- Description of the task: The exercise asks you to copy every line below in which "Appendix" appears.

- Supplied data:
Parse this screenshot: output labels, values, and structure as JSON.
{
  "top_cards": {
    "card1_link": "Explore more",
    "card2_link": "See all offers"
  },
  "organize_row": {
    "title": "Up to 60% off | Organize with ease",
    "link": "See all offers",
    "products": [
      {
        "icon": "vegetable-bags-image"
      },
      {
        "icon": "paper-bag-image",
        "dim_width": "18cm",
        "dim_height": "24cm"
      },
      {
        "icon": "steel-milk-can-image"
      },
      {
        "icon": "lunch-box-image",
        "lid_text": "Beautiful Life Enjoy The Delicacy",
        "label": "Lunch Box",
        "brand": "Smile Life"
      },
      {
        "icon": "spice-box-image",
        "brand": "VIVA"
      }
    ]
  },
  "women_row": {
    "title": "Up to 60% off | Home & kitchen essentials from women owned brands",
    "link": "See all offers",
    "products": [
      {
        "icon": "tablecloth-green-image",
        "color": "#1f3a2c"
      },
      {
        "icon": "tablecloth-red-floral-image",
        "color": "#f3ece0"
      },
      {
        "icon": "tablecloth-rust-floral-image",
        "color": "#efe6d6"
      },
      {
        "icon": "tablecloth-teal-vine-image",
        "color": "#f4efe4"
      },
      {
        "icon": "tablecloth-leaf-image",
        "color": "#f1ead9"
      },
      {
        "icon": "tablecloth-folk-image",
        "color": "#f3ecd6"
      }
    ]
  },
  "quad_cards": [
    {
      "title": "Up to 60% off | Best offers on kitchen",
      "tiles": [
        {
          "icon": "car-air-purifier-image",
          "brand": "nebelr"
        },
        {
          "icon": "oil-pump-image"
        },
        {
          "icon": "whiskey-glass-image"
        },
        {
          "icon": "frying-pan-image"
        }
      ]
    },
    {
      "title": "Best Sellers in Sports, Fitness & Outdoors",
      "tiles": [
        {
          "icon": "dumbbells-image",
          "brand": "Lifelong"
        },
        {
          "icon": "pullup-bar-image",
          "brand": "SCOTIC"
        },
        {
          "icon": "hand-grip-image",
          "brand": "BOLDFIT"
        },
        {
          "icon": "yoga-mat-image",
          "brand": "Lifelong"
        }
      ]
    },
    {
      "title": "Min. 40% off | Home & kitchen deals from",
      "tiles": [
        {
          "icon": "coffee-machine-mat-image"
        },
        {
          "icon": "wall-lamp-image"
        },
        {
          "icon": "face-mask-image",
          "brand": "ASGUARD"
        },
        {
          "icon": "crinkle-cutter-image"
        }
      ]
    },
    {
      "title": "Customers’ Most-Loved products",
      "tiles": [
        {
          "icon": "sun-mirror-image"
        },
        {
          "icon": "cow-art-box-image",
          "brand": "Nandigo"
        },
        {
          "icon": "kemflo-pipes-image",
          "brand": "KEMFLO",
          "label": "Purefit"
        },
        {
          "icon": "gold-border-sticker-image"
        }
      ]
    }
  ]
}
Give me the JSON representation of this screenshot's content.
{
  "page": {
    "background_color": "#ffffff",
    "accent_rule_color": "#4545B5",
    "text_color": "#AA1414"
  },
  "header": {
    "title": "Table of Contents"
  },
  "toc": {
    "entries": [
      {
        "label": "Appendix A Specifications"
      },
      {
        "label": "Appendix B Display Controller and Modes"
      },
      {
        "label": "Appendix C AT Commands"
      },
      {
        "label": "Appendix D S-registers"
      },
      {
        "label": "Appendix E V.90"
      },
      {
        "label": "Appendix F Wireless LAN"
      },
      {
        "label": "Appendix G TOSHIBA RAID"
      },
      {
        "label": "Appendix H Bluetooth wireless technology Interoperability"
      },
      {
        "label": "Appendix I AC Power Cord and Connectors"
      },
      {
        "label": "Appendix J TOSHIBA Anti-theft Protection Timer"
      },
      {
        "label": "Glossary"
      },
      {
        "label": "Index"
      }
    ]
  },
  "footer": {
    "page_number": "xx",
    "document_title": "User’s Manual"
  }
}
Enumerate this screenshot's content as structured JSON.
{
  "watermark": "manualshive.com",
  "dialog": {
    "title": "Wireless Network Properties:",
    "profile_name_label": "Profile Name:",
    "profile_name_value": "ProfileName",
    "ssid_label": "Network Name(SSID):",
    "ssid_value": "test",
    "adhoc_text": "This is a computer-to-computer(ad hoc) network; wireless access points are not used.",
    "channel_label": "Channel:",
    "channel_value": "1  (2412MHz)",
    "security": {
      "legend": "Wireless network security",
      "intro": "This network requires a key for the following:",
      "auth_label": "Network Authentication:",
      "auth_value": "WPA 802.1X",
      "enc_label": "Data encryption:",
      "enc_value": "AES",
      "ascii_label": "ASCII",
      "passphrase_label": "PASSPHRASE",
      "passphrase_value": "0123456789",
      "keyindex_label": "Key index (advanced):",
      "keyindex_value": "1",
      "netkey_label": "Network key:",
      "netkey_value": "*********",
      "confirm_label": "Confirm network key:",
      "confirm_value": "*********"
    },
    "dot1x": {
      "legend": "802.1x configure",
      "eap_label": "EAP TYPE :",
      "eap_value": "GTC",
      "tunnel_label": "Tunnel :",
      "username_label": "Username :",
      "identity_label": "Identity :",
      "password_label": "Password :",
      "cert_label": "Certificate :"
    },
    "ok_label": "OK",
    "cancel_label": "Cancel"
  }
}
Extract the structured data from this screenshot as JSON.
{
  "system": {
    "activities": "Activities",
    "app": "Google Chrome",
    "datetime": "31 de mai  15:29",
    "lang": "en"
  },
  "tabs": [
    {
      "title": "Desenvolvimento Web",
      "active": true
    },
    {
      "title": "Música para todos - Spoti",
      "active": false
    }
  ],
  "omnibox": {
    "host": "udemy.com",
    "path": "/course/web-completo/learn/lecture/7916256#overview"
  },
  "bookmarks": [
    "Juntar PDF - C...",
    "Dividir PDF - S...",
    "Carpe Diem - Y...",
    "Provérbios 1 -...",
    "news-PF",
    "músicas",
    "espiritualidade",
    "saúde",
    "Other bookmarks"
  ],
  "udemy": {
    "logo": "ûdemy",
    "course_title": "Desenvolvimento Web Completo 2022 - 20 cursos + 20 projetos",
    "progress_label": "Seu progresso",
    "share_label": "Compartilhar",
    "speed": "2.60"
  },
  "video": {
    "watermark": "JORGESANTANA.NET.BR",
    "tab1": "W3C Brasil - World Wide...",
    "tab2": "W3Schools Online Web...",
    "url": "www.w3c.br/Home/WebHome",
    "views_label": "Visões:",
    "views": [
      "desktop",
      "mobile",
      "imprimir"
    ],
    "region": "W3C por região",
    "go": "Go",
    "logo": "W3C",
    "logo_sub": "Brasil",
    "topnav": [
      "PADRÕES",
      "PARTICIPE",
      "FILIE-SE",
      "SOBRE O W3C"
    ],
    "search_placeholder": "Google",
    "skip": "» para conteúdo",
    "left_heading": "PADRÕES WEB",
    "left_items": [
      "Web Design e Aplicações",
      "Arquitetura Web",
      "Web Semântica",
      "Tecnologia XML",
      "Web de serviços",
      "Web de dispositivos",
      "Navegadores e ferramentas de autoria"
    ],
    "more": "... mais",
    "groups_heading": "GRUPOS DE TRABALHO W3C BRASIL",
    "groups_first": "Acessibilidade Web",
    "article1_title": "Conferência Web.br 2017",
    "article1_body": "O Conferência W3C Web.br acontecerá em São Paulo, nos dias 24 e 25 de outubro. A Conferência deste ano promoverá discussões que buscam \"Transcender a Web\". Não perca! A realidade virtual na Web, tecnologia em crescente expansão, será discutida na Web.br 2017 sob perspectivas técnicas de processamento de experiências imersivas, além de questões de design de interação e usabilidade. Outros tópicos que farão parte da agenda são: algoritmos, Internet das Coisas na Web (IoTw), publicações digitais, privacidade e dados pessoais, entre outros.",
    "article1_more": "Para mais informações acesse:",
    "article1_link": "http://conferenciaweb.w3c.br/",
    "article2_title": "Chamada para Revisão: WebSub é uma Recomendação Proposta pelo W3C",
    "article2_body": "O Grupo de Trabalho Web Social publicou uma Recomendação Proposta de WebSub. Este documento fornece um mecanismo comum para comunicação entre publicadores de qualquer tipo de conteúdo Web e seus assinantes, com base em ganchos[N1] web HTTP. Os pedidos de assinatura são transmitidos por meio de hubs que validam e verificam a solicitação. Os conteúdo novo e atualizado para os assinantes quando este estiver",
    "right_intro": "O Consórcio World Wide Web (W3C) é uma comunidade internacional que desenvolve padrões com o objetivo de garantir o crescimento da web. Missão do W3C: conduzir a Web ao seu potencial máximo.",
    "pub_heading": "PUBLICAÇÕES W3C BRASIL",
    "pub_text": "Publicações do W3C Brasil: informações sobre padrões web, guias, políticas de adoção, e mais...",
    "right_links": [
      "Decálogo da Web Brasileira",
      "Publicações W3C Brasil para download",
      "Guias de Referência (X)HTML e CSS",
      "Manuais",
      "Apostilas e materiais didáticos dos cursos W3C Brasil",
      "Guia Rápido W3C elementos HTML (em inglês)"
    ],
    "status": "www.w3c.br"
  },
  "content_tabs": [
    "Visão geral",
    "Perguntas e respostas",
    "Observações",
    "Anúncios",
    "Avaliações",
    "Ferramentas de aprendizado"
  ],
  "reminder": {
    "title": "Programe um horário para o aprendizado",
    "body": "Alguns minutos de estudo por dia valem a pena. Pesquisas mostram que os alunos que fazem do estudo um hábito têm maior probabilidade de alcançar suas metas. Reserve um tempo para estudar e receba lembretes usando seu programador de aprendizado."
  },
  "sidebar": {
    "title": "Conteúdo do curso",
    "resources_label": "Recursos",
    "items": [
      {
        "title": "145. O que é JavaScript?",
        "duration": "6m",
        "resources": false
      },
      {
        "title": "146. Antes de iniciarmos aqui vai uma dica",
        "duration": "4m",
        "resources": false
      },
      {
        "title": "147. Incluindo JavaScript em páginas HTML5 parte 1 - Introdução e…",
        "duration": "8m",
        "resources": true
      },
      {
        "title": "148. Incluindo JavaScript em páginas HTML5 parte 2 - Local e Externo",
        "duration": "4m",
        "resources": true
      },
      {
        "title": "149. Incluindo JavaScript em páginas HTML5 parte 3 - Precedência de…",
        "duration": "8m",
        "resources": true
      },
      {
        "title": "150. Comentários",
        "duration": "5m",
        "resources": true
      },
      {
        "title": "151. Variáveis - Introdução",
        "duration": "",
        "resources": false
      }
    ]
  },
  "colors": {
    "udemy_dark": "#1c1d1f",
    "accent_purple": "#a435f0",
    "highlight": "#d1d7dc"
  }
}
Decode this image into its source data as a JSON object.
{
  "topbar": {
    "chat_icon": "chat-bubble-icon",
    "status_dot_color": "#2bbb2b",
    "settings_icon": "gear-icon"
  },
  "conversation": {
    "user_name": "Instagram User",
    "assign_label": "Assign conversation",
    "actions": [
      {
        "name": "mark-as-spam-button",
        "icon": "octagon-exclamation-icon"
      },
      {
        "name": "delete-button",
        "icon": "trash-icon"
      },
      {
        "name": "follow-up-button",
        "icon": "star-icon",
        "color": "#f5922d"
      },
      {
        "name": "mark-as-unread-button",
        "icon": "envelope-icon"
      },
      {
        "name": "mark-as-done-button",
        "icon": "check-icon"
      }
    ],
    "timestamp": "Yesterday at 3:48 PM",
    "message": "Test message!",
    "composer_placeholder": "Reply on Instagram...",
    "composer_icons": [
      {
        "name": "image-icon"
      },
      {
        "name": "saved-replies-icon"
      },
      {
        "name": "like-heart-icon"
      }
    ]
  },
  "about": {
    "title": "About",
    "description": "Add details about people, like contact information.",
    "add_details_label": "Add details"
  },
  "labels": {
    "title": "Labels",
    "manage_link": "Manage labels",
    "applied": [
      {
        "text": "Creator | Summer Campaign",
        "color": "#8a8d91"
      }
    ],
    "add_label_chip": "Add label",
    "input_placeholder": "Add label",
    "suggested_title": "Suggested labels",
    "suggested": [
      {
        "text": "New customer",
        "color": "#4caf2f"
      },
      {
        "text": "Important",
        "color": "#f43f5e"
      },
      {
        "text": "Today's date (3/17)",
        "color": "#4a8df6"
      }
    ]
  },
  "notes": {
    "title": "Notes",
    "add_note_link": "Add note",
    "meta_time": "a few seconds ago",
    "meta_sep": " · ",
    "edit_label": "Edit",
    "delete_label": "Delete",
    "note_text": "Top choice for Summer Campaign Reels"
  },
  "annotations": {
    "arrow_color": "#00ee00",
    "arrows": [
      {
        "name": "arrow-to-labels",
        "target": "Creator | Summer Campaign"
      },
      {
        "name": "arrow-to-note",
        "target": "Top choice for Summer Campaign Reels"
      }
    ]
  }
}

- Solution below:
        "label": "Appendix A Specifications"
        "label": "Appendix B Display Controller and Modes"
        "label": "Appendix C AT Commands"
        "label": "Appendix D S-registers"
        "label": "Appendix E V.90"
        "label": "Appendix F Wireless LAN"
        "label": "Appendix G TOSHIBA RAID"
        "label": "Appendix H Bluetooth wireless technology Interoperability"
        "label": "Appendix I AC Power Cord and Connectors"
        "label": "Appendix J TOSHIBA Anti-theft Protection Timer"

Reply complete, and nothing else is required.